Every entry below is to be copied exactly, with nothing omitted.
* * * * *
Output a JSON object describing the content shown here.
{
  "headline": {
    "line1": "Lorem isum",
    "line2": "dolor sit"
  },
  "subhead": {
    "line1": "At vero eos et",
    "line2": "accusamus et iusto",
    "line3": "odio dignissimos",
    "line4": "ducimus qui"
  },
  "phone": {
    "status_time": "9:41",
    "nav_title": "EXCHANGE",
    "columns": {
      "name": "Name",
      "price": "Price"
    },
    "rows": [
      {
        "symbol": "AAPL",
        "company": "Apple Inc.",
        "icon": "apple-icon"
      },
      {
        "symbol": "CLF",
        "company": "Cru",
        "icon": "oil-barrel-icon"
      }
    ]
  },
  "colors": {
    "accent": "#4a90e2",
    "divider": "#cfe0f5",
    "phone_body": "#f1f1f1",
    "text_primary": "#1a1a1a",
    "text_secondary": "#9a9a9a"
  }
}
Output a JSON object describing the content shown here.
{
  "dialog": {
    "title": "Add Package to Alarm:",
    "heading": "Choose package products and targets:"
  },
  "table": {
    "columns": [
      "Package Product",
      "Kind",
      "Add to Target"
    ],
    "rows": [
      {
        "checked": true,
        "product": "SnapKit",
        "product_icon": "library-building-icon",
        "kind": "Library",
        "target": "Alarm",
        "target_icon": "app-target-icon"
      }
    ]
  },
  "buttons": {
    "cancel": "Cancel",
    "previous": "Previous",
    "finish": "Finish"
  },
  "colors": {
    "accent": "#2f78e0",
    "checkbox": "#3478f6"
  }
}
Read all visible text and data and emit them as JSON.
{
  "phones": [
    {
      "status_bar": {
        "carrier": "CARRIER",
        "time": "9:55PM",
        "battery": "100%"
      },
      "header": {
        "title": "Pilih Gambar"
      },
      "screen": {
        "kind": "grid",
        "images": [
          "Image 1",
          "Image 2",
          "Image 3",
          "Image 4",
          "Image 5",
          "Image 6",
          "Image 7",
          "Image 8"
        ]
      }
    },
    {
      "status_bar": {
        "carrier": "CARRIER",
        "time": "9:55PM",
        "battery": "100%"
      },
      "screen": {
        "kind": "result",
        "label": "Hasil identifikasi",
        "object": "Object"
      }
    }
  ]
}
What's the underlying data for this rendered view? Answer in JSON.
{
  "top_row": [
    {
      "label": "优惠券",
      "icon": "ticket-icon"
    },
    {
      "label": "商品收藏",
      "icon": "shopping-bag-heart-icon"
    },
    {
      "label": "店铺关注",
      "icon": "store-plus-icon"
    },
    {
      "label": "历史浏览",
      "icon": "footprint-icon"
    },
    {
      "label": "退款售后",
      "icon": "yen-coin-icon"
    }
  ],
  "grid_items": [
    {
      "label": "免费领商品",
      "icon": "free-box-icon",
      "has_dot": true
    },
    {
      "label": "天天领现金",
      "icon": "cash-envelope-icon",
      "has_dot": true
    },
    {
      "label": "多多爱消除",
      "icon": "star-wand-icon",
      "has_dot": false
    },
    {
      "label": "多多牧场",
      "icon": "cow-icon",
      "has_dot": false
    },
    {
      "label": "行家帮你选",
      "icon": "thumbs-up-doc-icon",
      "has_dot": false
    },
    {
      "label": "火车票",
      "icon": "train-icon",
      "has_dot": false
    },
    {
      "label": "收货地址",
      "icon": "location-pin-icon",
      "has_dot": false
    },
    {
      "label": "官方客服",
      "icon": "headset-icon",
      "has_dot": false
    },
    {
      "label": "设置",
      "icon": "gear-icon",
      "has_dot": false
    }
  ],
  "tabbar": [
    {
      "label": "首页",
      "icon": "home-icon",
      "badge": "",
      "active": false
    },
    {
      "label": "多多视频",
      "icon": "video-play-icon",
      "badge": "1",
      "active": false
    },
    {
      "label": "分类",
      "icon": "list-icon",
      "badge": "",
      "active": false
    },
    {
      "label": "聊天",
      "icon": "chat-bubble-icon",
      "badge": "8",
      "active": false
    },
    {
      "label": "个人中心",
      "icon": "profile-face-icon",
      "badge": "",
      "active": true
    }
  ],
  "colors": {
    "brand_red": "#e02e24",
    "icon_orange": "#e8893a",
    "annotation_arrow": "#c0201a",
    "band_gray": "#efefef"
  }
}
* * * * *
Expected answer:
Output a JSON object describing the content shown here.
{
  "headline": {
    "line1": "Lorem isum",
    "line2": "dolor sit"
  },
  "subhead": {
    "line1": "At vero eos et",
    "line2": "accusamus et iusto",
    "line3": "odio dignissimos",
    "line4": "ducimus qui"
  },
  "phone": {
    "status_time": "9:41",
    "nav_title": "EXCHANGE",
    "columns": {
      "name": "Name",
      "price": "Price"
    },
    "rows": [
      {
        "symbol": "AAPL",
        "company": "Apple Inc.",
        "icon": "apple-icon"
      },
      {
        "symbol": "CLF",
        "company": "Cru",
        "icon": "oil-barrel-icon"
      }
    ]
  },
  "colors": {
    "accent": "#4a90e2",
    "divider": "#cfe0f5",
    "phone_body": "#f1f1f1",
    "text_primary": "#1a1a1a",
    "text_secondary": "#9a9a9a"
  }
}
Output a JSON object describing the content shown here.
{
  "dialog": {
    "title": "Add Package to Alarm:",
    "heading": "Choose package products and targets:"
  },
  "table": {
    "columns": [
      "Package Product",
      "Kind",
      "Add to Target"
    ],
    "rows": [
      {
        "checked": true,
        "product": "SnapKit",
        "product_icon": "library-building-icon",
        "kind": "Library",
        "target": "Alarm",
        "target_icon": "app-target-icon"
      }
    ]
  },
  "buttons": {
    "cancel": "Cancel",
    "previous": "Previous",
    "finish": "Finish"
  },
  "colors": {
    "accent": "#2f78e0",
    "checkbox": "#3478f6"
  }
}
Read all visible text and data and emit them as JSON.
{
  "phones": [
    {
      "status_bar": {
        "carrier": "CARRIER",
        "time": "9:55PM",
        "battery": "100%"
      },
      "header": {
        "title": "Pilih Gambar"
      },
      "screen": {
        "kind": "grid",
        "images": [
          "Image 1",
          "Image 2",
          "Image 3",
          "Image 4",
          "Image 5",
          "Image 6",
          "Image 7",
          "Image 8"
        ]
      }
    },
    {
      "status_bar": {
        "carrier": "CARRIER",
        "time": "9:55PM",
        "battery": "100%"
      },
      "screen": {
        "kind": "result",
        "label": "Hasil identifikasi",
        "object": "Object"
      }
    }
  ]
}
What's the underlying data for this rendered view? Answer in JSON.
{
  "top_row": [
    {
      "label": "优惠券",
      "icon": "ticket-icon"
    },
    {
      "label": "商品收藏",
      "icon": "shopping-bag-heart-icon"
    },
    {
      "label": "店铺关注",
      "icon": "store-plus-icon"
    },
    {
      "label": "历史浏览",
      "icon": "footprint-icon"
    },
    {
      "label": "退款售后",
      "icon": "yen-coin-icon"
    }
  ],
  "grid_items": [
    {
      "label": "免费领商品",
      "icon": "free-box-icon",
      "has_dot": true
    },
    {
      "label": "天天领现金",
      "icon": "cash-envelope-icon",
      "has_dot": true
    },
    {
      "label": "多多爱消除",
      "icon": "star-wand-icon",
      "has_dot": false
    },
    {
      "label": "多多牧场",
      "icon": "cow-icon",
      "has_dot": false
    },
    {
      "label": "行家帮你选",
      "icon": "thumbs-up-doc-icon",
      "has_dot": false
    },
    {
      "label": "火车票",
      "icon": "train-icon",
      "has_dot": false
    },
    {
      "label": "收货地址",
      "icon": "location-pin-icon",
      "has_dot": false
    },
    {
      "label": "官方客服",
      "icon": "headset-icon",
      "has_dot": false
    },
    {
      "label": "设置",
      "icon": "gear-icon",
      "has_dot": false
    }
  ],
  "tabbar": [
    {
      "label": "首页",
      "icon": "home-icon",
      "badge": "",
      "active": false
    },
    {
      "label": "多多视频",
      "icon": "video-play-icon",
      "badge": "1",
      "active": false
    },
    {
      "label": "分类",
      "icon": "list-icon",
      "badge": "",
      "active": false
    },
    {
      "label": "聊天",
      "icon": "chat-bubble-icon",
      "badge": "8",
      "active": false
    },
    {
      "label": "个人中心",
      "icon": "profile-face-icon",
      "badge": "",
      "active": true
    }
  ],
  "colors": {
    "brand_red": "#e02e24",
    "icon_orange": "#e8893a",
    "annotation_arrow": "#c0201a",
    "band_gray": "#efefef"
  }
}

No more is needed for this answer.